A study funded by Cancer Research UK (CRUK) has found differing immune responses to COVID-19 among cancer patients, with certain cancer patients experiencing similar response to those without cancer, while others took five times longer than average to recover.
The study, undertaken by a team of researchers led by CRUK clinician scientist Dr Sheeba Irshad, shows that the immune response to COVID-19 is the same in cancer patients with solid tumours when compared to individuals who do not have cancer. The researchers set out to address two key questions revolving around COVID-19 and cancer care – first, if the immune response to COVID-19 in cancer patients differs to those without cancer; and second, to discover the long-term impact of COVID-19 on the immune systems of cancer patients.
To do this, the researchers analysed the blood of 76 cancer patients, including 41 who had COVID-19 and 35 who had not been exposed to the virus.
Of the participants with cancer, 23 had solid tumours and 18 had blood cancer. The samples from the cancer patients were compared to samples from the blood of people who didn’t have cancer and who were already taking part in the previously published COVID-IP study.
The COVID-IP study examined the impact of COVID-19 on the immune system in cancer patient populations compared to those without cancer.
The CRUK researchers discovered that patients with solid tumours had high levels of COVID-19 antibodies that were sustained for up to 78 days following initial exposure to the novel coronavirus.
The study also found that when these patients had recovered from COVID-19, their immune systems returned to pre-COVID-19 functioning.
However, the researchers also found that blood cancer patients had differing responses to the virus, with some taking up to 90 days to recover after the initial signs of infection.
Participants with B cell-related blood cancer fell into three groups of responses to COVID-19 infection.

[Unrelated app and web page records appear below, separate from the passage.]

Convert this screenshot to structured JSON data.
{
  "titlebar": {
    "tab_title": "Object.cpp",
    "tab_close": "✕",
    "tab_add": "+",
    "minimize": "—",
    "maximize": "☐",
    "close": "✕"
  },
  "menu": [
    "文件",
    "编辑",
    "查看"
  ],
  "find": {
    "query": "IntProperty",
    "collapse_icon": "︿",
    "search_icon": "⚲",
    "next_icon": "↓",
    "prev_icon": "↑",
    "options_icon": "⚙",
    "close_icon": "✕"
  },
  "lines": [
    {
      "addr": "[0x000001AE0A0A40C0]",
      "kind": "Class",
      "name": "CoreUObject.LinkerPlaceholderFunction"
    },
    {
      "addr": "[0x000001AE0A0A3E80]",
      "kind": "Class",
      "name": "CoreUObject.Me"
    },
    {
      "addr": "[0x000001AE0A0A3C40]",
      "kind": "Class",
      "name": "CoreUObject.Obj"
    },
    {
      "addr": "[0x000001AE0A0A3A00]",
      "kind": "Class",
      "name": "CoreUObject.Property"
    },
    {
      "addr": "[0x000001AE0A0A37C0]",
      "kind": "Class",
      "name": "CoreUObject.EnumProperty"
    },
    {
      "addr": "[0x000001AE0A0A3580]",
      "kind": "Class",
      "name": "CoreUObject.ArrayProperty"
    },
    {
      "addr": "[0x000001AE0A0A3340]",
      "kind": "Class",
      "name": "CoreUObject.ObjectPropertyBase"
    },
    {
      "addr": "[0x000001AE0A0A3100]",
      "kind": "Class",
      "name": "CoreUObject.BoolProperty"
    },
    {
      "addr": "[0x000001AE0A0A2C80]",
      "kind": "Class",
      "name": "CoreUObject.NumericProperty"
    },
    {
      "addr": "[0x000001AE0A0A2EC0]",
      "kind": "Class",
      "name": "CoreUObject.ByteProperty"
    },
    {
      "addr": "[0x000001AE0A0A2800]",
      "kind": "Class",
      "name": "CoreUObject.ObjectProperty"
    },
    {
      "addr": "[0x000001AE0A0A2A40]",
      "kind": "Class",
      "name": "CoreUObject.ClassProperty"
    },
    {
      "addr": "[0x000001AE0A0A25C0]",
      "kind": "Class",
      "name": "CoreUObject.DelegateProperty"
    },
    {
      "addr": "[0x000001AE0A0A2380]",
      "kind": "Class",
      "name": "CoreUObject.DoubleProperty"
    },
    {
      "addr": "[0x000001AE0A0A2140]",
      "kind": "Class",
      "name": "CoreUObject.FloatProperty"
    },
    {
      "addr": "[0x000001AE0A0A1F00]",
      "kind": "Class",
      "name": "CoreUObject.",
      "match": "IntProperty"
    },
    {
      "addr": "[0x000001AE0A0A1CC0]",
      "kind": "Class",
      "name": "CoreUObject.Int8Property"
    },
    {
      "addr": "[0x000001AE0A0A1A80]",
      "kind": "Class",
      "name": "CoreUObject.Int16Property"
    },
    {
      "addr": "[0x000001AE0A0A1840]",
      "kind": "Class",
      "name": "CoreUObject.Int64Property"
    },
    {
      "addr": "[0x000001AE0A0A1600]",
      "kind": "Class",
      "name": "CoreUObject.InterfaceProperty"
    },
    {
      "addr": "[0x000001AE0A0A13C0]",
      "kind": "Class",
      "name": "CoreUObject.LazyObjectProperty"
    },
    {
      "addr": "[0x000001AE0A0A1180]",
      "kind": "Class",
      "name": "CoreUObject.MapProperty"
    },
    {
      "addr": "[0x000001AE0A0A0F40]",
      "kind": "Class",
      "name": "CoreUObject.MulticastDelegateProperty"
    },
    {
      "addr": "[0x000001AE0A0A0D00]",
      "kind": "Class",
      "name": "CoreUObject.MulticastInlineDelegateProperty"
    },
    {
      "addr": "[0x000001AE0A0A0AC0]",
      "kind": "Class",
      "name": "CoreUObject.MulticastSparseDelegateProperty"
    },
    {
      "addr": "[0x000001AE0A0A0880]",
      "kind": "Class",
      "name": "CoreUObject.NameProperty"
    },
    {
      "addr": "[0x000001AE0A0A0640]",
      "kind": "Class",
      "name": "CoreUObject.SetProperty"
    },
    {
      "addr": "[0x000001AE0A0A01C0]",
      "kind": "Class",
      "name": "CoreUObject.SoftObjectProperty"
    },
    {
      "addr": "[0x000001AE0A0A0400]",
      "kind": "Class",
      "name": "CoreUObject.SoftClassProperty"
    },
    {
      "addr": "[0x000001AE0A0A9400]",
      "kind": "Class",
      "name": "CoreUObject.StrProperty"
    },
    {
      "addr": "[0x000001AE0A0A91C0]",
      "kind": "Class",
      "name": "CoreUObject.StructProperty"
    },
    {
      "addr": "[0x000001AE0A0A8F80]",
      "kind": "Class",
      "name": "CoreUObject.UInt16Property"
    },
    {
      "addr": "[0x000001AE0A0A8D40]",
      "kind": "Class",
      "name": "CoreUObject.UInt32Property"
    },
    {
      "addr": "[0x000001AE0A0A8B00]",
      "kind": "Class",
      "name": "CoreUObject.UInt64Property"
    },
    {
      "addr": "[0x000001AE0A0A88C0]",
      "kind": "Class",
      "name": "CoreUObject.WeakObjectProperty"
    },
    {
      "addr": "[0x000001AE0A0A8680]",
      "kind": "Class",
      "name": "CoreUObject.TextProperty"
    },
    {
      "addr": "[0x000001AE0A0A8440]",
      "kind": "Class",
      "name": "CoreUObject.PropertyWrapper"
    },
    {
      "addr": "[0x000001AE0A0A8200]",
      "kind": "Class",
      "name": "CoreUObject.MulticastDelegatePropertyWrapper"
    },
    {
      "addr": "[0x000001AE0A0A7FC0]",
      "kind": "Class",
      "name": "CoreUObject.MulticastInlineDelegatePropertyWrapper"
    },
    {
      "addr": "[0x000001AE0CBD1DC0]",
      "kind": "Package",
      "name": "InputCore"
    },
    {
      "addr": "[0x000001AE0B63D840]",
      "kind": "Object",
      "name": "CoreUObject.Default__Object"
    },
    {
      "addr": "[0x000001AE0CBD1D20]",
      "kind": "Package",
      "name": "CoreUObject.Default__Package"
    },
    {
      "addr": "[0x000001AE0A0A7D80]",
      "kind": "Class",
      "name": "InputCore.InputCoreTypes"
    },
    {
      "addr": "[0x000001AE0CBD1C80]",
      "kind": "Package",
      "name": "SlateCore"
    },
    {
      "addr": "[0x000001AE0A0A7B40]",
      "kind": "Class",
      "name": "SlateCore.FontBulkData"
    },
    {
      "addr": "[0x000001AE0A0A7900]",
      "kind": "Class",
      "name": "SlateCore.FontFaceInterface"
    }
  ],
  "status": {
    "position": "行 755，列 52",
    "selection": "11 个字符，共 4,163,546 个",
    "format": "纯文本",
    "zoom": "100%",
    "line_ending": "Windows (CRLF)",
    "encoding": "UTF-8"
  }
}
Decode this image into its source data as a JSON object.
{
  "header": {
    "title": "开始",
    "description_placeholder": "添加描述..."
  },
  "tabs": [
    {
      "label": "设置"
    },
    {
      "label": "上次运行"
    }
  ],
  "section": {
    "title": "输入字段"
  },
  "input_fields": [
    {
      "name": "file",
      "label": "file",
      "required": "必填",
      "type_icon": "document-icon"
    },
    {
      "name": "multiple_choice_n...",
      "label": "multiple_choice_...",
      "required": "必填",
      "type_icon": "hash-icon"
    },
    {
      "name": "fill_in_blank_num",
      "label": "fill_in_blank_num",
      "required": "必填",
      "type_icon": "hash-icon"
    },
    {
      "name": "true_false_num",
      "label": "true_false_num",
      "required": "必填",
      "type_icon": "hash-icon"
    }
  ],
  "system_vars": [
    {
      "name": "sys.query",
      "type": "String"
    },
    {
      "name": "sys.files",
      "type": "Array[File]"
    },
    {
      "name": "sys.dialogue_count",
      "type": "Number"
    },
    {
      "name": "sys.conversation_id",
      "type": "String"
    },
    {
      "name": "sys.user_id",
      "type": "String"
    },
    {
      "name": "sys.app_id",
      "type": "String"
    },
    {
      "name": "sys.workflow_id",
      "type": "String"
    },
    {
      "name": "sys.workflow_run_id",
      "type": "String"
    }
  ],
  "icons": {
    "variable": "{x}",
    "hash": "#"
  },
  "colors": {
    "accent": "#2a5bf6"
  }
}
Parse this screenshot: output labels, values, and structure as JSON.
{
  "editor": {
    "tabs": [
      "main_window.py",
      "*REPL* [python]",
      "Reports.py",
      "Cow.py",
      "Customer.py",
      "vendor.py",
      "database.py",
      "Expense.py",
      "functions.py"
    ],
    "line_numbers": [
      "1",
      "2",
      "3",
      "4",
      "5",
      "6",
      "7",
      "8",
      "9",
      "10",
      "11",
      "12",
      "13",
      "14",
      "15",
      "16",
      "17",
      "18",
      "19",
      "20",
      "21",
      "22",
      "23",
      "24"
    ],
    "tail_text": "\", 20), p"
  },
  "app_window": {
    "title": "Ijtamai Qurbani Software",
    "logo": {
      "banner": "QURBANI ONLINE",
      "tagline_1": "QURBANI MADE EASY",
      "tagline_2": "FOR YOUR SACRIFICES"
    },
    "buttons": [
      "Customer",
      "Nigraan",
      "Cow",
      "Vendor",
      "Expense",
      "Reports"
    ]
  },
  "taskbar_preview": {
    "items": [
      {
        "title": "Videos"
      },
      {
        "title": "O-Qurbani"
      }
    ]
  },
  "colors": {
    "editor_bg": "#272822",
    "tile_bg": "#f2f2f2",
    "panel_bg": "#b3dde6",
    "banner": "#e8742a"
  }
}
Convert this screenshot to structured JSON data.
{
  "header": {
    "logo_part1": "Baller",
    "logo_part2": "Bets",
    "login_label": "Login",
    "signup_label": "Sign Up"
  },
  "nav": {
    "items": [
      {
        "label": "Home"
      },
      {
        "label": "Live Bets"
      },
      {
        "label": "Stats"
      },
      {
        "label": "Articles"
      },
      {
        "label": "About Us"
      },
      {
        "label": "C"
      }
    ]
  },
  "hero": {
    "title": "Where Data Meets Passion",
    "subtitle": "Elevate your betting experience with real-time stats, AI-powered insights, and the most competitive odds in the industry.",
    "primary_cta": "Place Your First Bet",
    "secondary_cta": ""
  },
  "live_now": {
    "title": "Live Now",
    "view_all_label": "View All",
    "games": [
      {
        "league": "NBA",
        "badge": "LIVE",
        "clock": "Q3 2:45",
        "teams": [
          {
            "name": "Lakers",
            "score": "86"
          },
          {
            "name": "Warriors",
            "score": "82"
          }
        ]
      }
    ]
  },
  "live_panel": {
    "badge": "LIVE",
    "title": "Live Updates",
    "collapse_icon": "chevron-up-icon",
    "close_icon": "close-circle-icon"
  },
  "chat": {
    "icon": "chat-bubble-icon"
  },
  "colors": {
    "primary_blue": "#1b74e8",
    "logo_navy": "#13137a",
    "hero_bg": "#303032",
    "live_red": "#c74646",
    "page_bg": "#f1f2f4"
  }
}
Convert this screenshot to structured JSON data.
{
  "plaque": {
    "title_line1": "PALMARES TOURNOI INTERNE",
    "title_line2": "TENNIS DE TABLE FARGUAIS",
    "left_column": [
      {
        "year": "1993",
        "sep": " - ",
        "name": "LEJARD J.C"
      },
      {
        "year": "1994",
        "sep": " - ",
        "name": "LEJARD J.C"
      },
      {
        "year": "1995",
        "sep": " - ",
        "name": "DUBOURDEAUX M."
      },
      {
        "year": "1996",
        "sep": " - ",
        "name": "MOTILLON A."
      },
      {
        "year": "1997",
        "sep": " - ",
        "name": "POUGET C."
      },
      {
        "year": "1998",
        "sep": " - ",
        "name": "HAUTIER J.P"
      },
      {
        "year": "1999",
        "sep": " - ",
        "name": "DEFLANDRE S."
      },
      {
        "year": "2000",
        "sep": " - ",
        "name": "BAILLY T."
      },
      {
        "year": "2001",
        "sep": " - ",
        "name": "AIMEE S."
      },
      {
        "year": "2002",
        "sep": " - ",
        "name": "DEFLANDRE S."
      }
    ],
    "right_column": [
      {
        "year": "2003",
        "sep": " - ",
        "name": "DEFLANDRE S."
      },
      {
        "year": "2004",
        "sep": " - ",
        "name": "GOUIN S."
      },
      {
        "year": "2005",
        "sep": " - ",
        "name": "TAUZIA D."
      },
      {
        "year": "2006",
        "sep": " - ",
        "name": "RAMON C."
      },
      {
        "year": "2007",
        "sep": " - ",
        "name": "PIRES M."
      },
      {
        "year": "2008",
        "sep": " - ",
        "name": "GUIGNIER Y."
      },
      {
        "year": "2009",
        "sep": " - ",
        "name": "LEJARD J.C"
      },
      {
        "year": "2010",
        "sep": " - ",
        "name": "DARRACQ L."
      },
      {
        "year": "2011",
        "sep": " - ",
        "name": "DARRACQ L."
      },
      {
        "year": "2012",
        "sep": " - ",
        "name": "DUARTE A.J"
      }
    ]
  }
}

The first group developed antibodies and cleared the virus, similar to the response seen in solid tumour cancer patients and people without cancer.
The second group did not develop antibodies, even after >75 days after first exposure to the virus and they continued to be unable to clear the virus.
The final group developed antibodies against COVID-19 but still remained unable to clear the virus from their system.
“While we need to maintain caution, our study provides some confidence and reassurance to care providers that many of our patients with solid cancers will mount a good immune response against the virus, develop antibodies that last and hopefully resume their cancer treatment as soon as possible,” said Dr Sheeba Irshad.